*** Opening SUPPLIED RECORDS ***
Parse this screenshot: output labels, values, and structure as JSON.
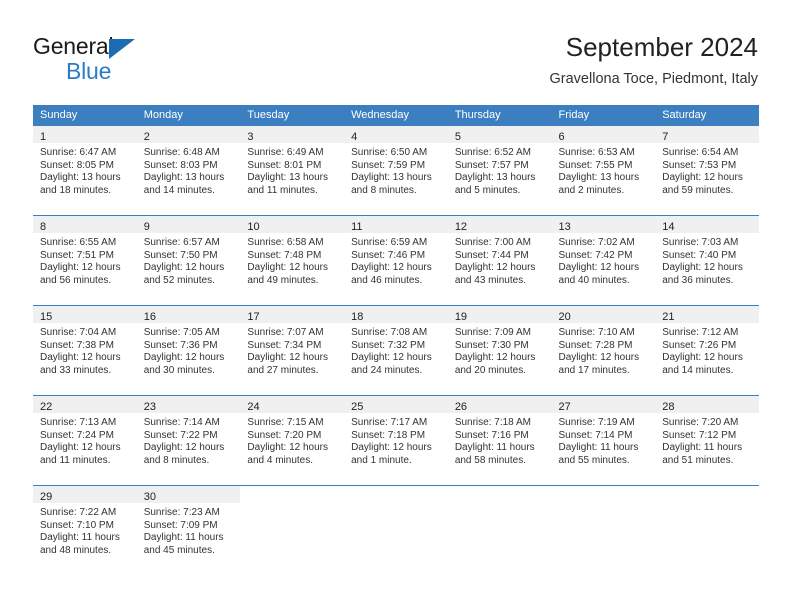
{
  "brand": {
    "name_part1": "General",
    "name_part2": "Blue",
    "logo_icon": "triangle-flag-icon",
    "accent_color": "#1b6cb3",
    "secondary_color": "#2a7cc7"
  },
  "header": {
    "title": "September 2024",
    "subtitle": "Gravellona Toce, Piedmont, Italy"
  },
  "calendar": {
    "header_bg": "#3c7fc0",
    "day_band_bg": "#f0f0f0",
    "day_names": [
      "Sunday",
      "Monday",
      "Tuesday",
      "Wednesday",
      "Thursday",
      "Friday",
      "Saturday"
    ],
    "weeks": [
      [
        {
          "day": "1",
          "sunrise": "Sunrise: 6:47 AM",
          "sunset": "Sunset: 8:05 PM",
          "daylight1": "Daylight: 13 hours",
          "daylight2": "and 18 minutes."
        },
        {
          "day": "2",
          "sunrise": "Sunrise: 6:48 AM",
          "sunset": "Sunset: 8:03 PM",
          "daylight1": "Daylight: 13 hours",
          "daylight2": "and 14 minutes."
        },
        {
          "day": "3",
          "sunrise": "Sunrise: 6:49 AM",
          "sunset": "Sunset: 8:01 PM",
          "daylight1": "Daylight: 13 hours",
          "daylight2": "and 11 minutes."
        },
        {
          "day": "4",
          "sunrise": "Sunrise: 6:50 AM",
          "sunset": "Sunset: 7:59 PM",
          "daylight1": "Daylight: 13 hours",
          "daylight2": "and 8 minutes."
        },
        {
          "day": "5",
          "sunrise": "Sunrise: 6:52 AM",
          "sunset": "Sunset: 7:57 PM",
          "daylight1": "Daylight: 13 hours",
          "daylight2": "and 5 minutes."
        },
        {
          "day": "6",
          "sunrise": "Sunrise: 6:53 AM",
          "sunset": "Sunset: 7:55 PM",
          "daylight1": "Daylight: 13 hours",
          "daylight2": "and 2 minutes."
        },
        {
          "day": "7",
          "sunrise": "Sunrise: 6:54 AM",
          "sunset": "Sunset: 7:53 PM",
          "daylight1": "Daylight: 12 hours",
          "daylight2": "and 59 minutes."
        }
      ],
      [
        {
          "day": "8",
          "sunrise": "Sunrise: 6:55 AM",
          "sunset": "Sunset: 7:51 PM",
          "daylight1": "Daylight: 12 hours",
          "daylight2": "and 56 minutes."
        },
        {
          "day": "9",
          "sunrise": "Sunrise: 6:57 AM",
          "sunset": "Sunset: 7:50 PM",
          "daylight1": "Daylight: 12 hours",
          "daylight2": "and 52 minutes."
        },
        {
          "day": "10",
          "sunrise": "Sunrise: 6:58 AM",
          "sunset": "Sunset: 7:48 PM",
          "daylight1": "Daylight: 12 hours",
          "daylight2": "and 49 minutes."
        },
        {
          "day": "11",
          "sunrise": "Sunrise: 6:59 AM",
          "sunset": "Sunset: 7:46 PM",
          "daylight1": "Daylight: 12 hours",
          "daylight2": "and 46 minutes."
        },
        {
          "day": "12",
          "sunrise": "Sunrise: 7:00 AM",
          "sunset": "Sunset: 7:44 PM",
          "daylight1": "Daylight: 12 hours",
          "daylight2": "and 43 minutes."
        },
        {
          "day": "13",
          "sunrise": "Sunrise: 7:02 AM",
          "sunset": "Sunset: 7:42 PM",
          "daylight1": "Daylight: 12 hours",
          "daylight2": "and 40 minutes."
        },
        {
          "day": "14",
          "sunrise": "Sunrise: 7:03 AM",
          "sunset": "Sunset: 7:40 PM",
          "daylight1": "Daylight: 12 hours",
          "daylight2": "and 36 minutes."
        }
      ],
      [
        {
          "day": "15",
          "sunrise": "Sunrise: 7:04 AM",
          "sunset": "Sunset: 7:38 PM",
          "daylight1": "Daylight: 12 hours",
          "daylight2": "and 33 minutes."
        },
        {
          "day": "16",
          "sunrise": "Sunrise: 7:05 AM",
          "sunset": "Sunset: 7:36 PM",
          "daylight1": "Daylight: 12 hours",
          "daylight2": "and 30 minutes."
        },
        {
          "day": "17",
          "sunrise": "Sunrise: 7:07 AM",
          "sunset": "Sunset: 7:34 PM",
          "daylight1": "Daylight: 12 hours",
          "daylight2": "and 27 minutes."
        },
        {
          "day": "18",
          "sunrise": "Sunrise: 7:08 AM",
          "sunset": "Sunset: 7:32 PM",
          "daylight1": "Daylight: 12 hours",
          "daylight2": "and 24 minutes."
        },
        {
          "day": "19",
          "sunrise": "Sunrise: 7:09 AM",
          "sunset": "Sunset: 7:30 PM",
          "daylight1": "Daylight: 12 hours",
          "daylight2": "and 20 minutes."
        },
        {
          "day": "20",
          "sunrise": "Sunrise: 7:10 AM",
          "sunset": "Sunset: 7:28 PM",
          "daylight1": "Daylight: 12 hours",
          "daylight2": "and 17 minutes."
        },
        {
          "day": "21",
          "sunrise": "Sunrise: 7:12 AM",
          "sunset": "Sunset: 7:26 PM",
          "daylight1": "Daylight: 12 hours",
          "daylight2": "and 14 minutes."
        }
      ],
      [
        {
          "day": "22",
          "sunrise": "Sunrise: 7:13 AM",
          "sunset": "Sunset: 7:24 PM",
          "daylight1": "Daylight: 12 hours",
          "daylight2": "and 11 minutes."
        },
        {
          "day": "23",
          "sunrise": "Sunrise: 7:14 AM",
          "sunset": "Sunset: 7:22 PM",
          "daylight1": "Daylight: 12 hours",
          "daylight2": "and 8 minutes."
        },
        {
          "day": "24",
          "sunrise": "Sunrise: 7:15 AM",
          "sunset": "Sunset: 7:20 PM",
          "daylight1": "Daylight: 12 hours",
          "daylight2": "and 4 minutes."
        },
        {
          "day": "25",
          "sunrise": "Sunrise: 7:17 AM",
          "sunset": "Sunset: 7:18 PM",
          "daylight1": "Daylight: 12 hours",
          "daylight2": "and 1 minute."
        },
        {
          "day": "26",
          "sunrise": "Sunrise: 7:18 AM",
          "sunset": "Sunset: 7:16 PM",
          "daylight1": "Daylight: 11 hours",
          "daylight2": "and 58 minutes."
        },
        {
          "day": "27",
          "sunrise": "Sunrise: 7:19 AM",
          "sunset": "Sunset: 7:14 PM",
          "daylight1": "Daylight: 11 hours",
          "daylight2": "and 55 minutes."
        },
        {
          "day": "28",
          "sunrise": "Sunrise: 7:20 AM",
          "sunset": "Sunset: 7:12 PM",
          "daylight1": "Daylight: 11 hours",
          "daylight2": "and 51 minutes."
        }
      ],
      [
        {
          "day": "29",
          "sunrise": "Sunrise: 7:22 AM",
          "sunset": "Sunset: 7:10 PM",
          "daylight1": "Daylight: 11 hours",
          "daylight2": "and 48 minutes."
        },
        {
          "day": "30",
          "sunrise": "Sunrise: 7:23 AM",
          "sunset": "Sunset: 7:09 PM",
          "daylight1": "Daylight: 11 hours",
          "daylight2": "and 45 minutes."
        },
        {
          "day": "",
          "sunrise": "",
          "sunset": "",
          "daylight1": "",
          "daylight2": ""
        },
        {
          "day": "",
          "sunrise": "",
          "sunset": "",
          "daylight1": "",
          "daylight2": ""
        },
        {
          "day": "",
          "sunrise": "",
          "sunset": "",
          "daylight1": "",
          "daylight2": ""
        },
        {
          "day": "",
          "sunrise": "",
          "sunset": "",
          "daylight1": "",
          "daylight2": ""
        },
        {
          "day": "",
          "sunrise": "",
          "sunset": "",
          "daylight1": "",
          "daylight2": ""
        }
      ]
    ]
  }
}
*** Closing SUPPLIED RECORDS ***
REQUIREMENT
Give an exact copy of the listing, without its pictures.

YOUR SOLUTION
Parse this screenshot: output labels, values, and structure as JSON.
{
  "brand": {
    "name_part1": "General",
    "name_part2": "Blue",
    "logo_icon": "triangle-flag-icon",
    "accent_color": "#1b6cb3",
    "secondary_color": "#2a7cc7"
  },
  "header": {
    "title": "September 2024",
    "subtitle": "Gravellona Toce, Piedmont, Italy"
  },
  "calendar": {
    "header_bg": "#3c7fc0",
    "day_band_bg": "#f0f0f0",
    "day_names": [
      "Sunday",
      "Monday",
      "Tuesday",
      "Wednesday",
      "Thursday",
      "Friday",
      "Saturday"
    ],
    "weeks": [
      [
        {
          "day": "1",
          "sunrise": "Sunrise: 6:47 AM",
          "sunset": "Sunset: 8:05 PM",
          "daylight1": "Daylight: 13 hours",
          "daylight2": "and 18 minutes."
        },
        {
          "day": "2",
          "sunrise": "Sunrise: 6:48 AM",
          "sunset": "Sunset: 8:03 PM",
          "daylight1": "Daylight: 13 hours",
          "daylight2": "and 14 minutes."
        },
        {
          "day": "3",
          "sunrise": "Sunrise: 6:49 AM",
          "sunset": "Sunset: 8:01 PM",
          "daylight1": "Daylight: 13 hours",
          "daylight2": "and 11 minutes."
        },
        {
          "day": "4",
          "sunrise": "Sunrise: 6:50 AM",
          "sunset": "Sunset: 7:59 PM",
          "daylight1": "Daylight: 13 hours",
          "daylight2": "and 8 minutes."
        },
        {
          "day": "5",
          "sunrise": "Sunrise: 6:52 AM",
          "sunset": "Sunset: 7:57 PM",
          "daylight1": "Daylight: 13 hours",
          "daylight2": "and 5 minutes."
        },
        {
          "day": "6",
          "sunrise": "Sunrise: 6:53 AM",
          "sunset": "Sunset: 7:55 PM",
          "daylight1": "Daylight: 13 hours",
          "daylight2": "and 2 minutes."
        },
        {
          "day": "7",
          "sunrise": "Sunrise: 6:54 AM",
          "sunset": "Sunset: 7:53 PM",
          "daylight1": "Daylight: 12 hours",
          "daylight2": "and 59 minutes."
        }
      ],
      [
        {
          "day": "8",
          "sunrise": "Sunrise: 6:55 AM",
          "sunset": "Sunset: 7:51 PM",
          "daylight1": "Daylight: 12 hours",
          "daylight2": "and 56 minutes."
        },
        {
          "day": "9",
          "sunrise": "Sunrise: 6:57 AM",
          "sunset": "Sunset: 7:50 PM",
          "daylight1": "Daylight: 12 hours",
          "daylight2": "and 52 minutes."
        },
        {
          "day": "10",
          "sunrise": "Sunrise: 6:58 AM",
          "sunset": "Sunset: 7:48 PM",
          "daylight1": "Daylight: 12 hours",
          "daylight2": "and 49 minutes."
        },
        {
          "day": "11",
          "sunrise": "Sunrise: 6:59 AM",
          "sunset": "Sunset: 7:46 PM",
          "daylight1": "Daylight: 12 hours",
          "daylight2": "and 46 minutes."
        },
        {
          "day": "12",
          "sunrise": "Sunrise: 7:00 AM",
          "sunset": "Sunset: 7:44 PM",
          "daylight1": "Daylight: 12 hours",
          "daylight2": "and 43 minutes."
        },
        {
          "day": "13",
          "sunrise": "Sunrise: 7:02 AM",
          "sunset": "Sunset: 7:42 PM",
          "daylight1": "Daylight: 12 hours",
          "daylight2": "and 40 minutes."
        },
        {
          "day": "14",
          "sunrise": "Sunrise: 7:03 AM",
          "sunset": "Sunset: 7:40 PM",
          "daylight1": "Daylight: 12 hours",
          "daylight2": "and 36 minutes."
        }
      ],
      [
        {
          "day": "15",
          "sunrise": "Sunrise: 7:04 AM",
          "sunset": "Sunset: 7:38 PM",
          "daylight1": "Daylight: 12 hours",
          "daylight2": "and 33 minutes."
        },
        {
          "day": "16",
          "sunrise": "Sunrise: 7:05 AM",
          "sunset": "Sunset: 7:36 PM",
          "daylight1": "Daylight: 12 hours",
          "daylight2": "and 30 minutes."
        },
        {
          "day": "17",
          "sunrise": "Sunrise: 7:07 AM",
          "sunset": "Sunset: 7:34 PM",
          "daylight1": "Daylight: 12 hours",
          "daylight2": "and 27 minutes."
        },
        {
          "day": "18",
          "sunrise": "Sunrise: 7:08 AM",
          "sunset": "Sunset: 7:32 PM",
          "daylight1": "Daylight: 12 hours",
          "daylight2": "and 24 minutes."
        },
        {
          "day": "19",
          "sunrise": "Sunrise: 7:09 AM",
          "sunset": "Sunset: 7:30 PM",
          "daylight1": "Daylight: 12 hours",
          "daylight2": "and 20 minutes."
        },
        {
          "day": "20",
          "sunrise": "Sunrise: 7:10 AM",
          "sunset": "Sunset: 7:28 PM",
          "daylight1": "Daylight: 12 hours",
          "daylight2": "and 17 minutes."
        },
        {
          "day": "21",
          "sunrise": "Sunrise: 7:12 AM",
          "sunset": "Sunset: 7:26 PM",
          "daylight1": "Daylight: 12 hours",
          "daylight2": "and 14 minutes."
        }
      ],
      [
        {
          "day": "22",
          "sunrise": "Sunrise: 7:13 AM",
          "sunset": "Sunset: 7:24 PM",
          "daylight1": "Daylight: 12 hours",
          "daylight2": "and 11 minutes."
        },
        {
          "day": "23",
          "sunrise": "Sunrise: 7:14 AM",
          "sunset": "Sunset: 7:22 PM",
          "daylight1": "Daylight: 12 hours",
          "daylight2": "and 8 minutes."
        },
        {
          "day": "24",
          "sunrise": "Sunrise: 7:15 AM",
          "sunset": "Sunset: 7:20 PM",
          "daylight1": "Daylight: 12 hours",
          "daylight2": "and 4 minutes."
        },
        {
          "day": "25",
          "sunrise": "Sunrise: 7:17 AM",
          "sunset": "Sunset: 7:18 PM",
          "daylight1": "Daylight: 12 hours",
          "daylight2": "and 1 minute."
        },
        {
          "day": "26",
          "sunrise": "Sunrise: 7:18 AM",
          "sunset": "Sunset: 7:16 PM",
          "daylight1": "Daylight: 11 hours",
          "daylight2": "and 58 minutes."
        },
        {
          "day": "27",
          "sunrise": "Sunrise: 7:19 AM",
          "sunset": "Sunset: 7:14 PM",
          "daylight1": "Daylight: 11 hours",
          "daylight2": "and 55 minutes."
        },
        {
          "day": "28",
          "sunrise": "Sunrise: 7:20 AM",
          "sunset": "Sunset: 7:12 PM",
          "daylight1": "Daylight: 11 hours",
          "daylight2": "and 51 minutes."
        }
      ],
      [
        {
          "day": "29",
          "sunrise": "Sunrise: 7:22 AM",
          "sunset": "Sunset: 7:10 PM",
          "daylight1": "Daylight: 11 hours",
          "daylight2": "and 48 minutes."
        },
        {
          "day": "30",
          "sunrise": "Sunrise: 7:23 AM",
          "sunset": "Sunset: 7:09 PM",
          "daylight1": "Daylight: 11 hours",
          "daylight2": "and 45 minutes."
        },
        {
          "day": "",
          "sunrise": "",
          "sunset": "",
          "daylight1": "",
          "daylight2": ""
        },
        {
          "day": "",
          "sunrise": "",
          "sunset": "",
          "daylight1": "",
          "daylight2": ""
        },
        {
          "day": "",
          "sunrise": "",
          "sunset": "",
          "daylight1": "",
          "daylight2": ""
        },
        {
          "day": "",
          "sunrise": "",
          "sunset": "",
          "daylight1": "",
          "daylight2": ""
        },
        {
          "day": "",
          "sunrise": "",
          "sunset": "",
          "daylight1": "",
          "daylight2": ""
        }
      ]
    ]
  }
}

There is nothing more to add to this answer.